Activity:
In this exercise, return each entry exactly as given.
═══ Excerpted data ═══
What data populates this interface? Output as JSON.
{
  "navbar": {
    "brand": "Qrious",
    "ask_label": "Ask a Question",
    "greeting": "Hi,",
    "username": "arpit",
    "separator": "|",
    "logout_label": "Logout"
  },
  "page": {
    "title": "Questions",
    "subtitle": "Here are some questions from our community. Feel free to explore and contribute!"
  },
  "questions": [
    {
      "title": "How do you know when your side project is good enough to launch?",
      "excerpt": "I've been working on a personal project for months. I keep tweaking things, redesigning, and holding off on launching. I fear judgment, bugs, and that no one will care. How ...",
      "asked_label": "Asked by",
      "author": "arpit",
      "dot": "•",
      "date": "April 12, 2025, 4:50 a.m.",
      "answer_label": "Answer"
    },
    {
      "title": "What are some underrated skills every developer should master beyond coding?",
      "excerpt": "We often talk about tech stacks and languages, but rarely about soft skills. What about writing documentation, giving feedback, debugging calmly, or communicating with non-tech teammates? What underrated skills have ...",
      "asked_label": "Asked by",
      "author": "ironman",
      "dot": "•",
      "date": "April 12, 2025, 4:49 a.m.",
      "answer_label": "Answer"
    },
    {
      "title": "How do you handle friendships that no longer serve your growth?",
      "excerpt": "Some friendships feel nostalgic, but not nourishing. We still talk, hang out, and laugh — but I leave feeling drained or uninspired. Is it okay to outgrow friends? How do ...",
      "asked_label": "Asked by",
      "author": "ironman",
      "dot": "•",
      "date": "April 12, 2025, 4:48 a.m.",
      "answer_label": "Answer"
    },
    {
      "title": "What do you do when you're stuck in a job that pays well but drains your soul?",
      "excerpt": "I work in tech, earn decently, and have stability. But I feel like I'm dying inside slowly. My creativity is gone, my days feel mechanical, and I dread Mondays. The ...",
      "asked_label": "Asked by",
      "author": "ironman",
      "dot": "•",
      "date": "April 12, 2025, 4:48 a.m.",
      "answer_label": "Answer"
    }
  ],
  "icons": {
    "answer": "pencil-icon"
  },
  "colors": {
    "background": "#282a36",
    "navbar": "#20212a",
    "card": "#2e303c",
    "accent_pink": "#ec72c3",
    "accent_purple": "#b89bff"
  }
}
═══
Response to the exercise:
What data populates this interface? Output as JSON.
{
  "navbar": {
    "brand": "Qrious",
    "ask_label": "Ask a Question",
    "greeting": "Hi,",
    "username": "arpit",
    "separator": "|",
    "logout_label": "Logout"
  },
  "page": {
    "title": "Questions",
    "subtitle": "Here are some questions from our community. Feel free to explore and contribute!"
  },
  "questions": [
    {
      "title": "How do you know when your side project is good enough to launch?",
      "excerpt": "I've been working on a personal project for months. I keep tweaking things, redesigning, and holding off on launching. I fear judgment, bugs, and that no one will care. How ...",
      "asked_label": "Asked by",
      "author": "arpit",
      "dot": "•",
      "date": "April 12, 2025, 4:50 a.m.",
      "answer_label": "Answer"
    },
    {
      "title": "What are some underrated skills every developer should master beyond coding?",
      "excerpt": "We often talk about tech stacks and languages, but rarely about soft skills. What about writing documentation, giving feedback, debugging calmly, or communicating with non-tech teammates? What underrated skills have ...",
      "asked_label": "Asked by",
      "author": "ironman",
      "dot": "•",
      "date": "April 12, 2025, 4:49 a.m.",
      "answer_label": "Answer"
    },
    {
      "title": "How do you handle friendships that no longer serve your growth?",
      "excerpt": "Some friendships feel nostalgic, but not nourishing. We still talk, hang out, and laugh — but I leave feeling drained or uninspired. Is it okay to outgrow friends? How do ...",
      "asked_label": "Asked by",
      "author": "ironman",
      "dot": "•",
      "date": "April 12, 2025, 4:48 a.m.",
      "answer_label": "Answer"
    },
    {
      "title": "What do you do when you're stuck in a job that pays well but drains your soul?",
      "excerpt": "I work in tech, earn decently, and have stability. But I feel like I'm dying inside slowly. My creativity is gone, my days feel mechanical, and I dread Mondays. The ...",
      "asked_label": "Asked by",
      "author": "ironman",
      "dot": "•",
      "date": "April 12, 2025, 4:48 a.m.",
      "answer_label": "Answer"
    }
  ],
  "icons": {
    "answer": "pencil-icon"
  },
  "colors": {
    "background": "#282a36",
    "navbar": "#20212a",
    "card": "#2e303c",
    "accent_pink": "#ec72c3",
    "accent_purple": "#b89bff"
  }
}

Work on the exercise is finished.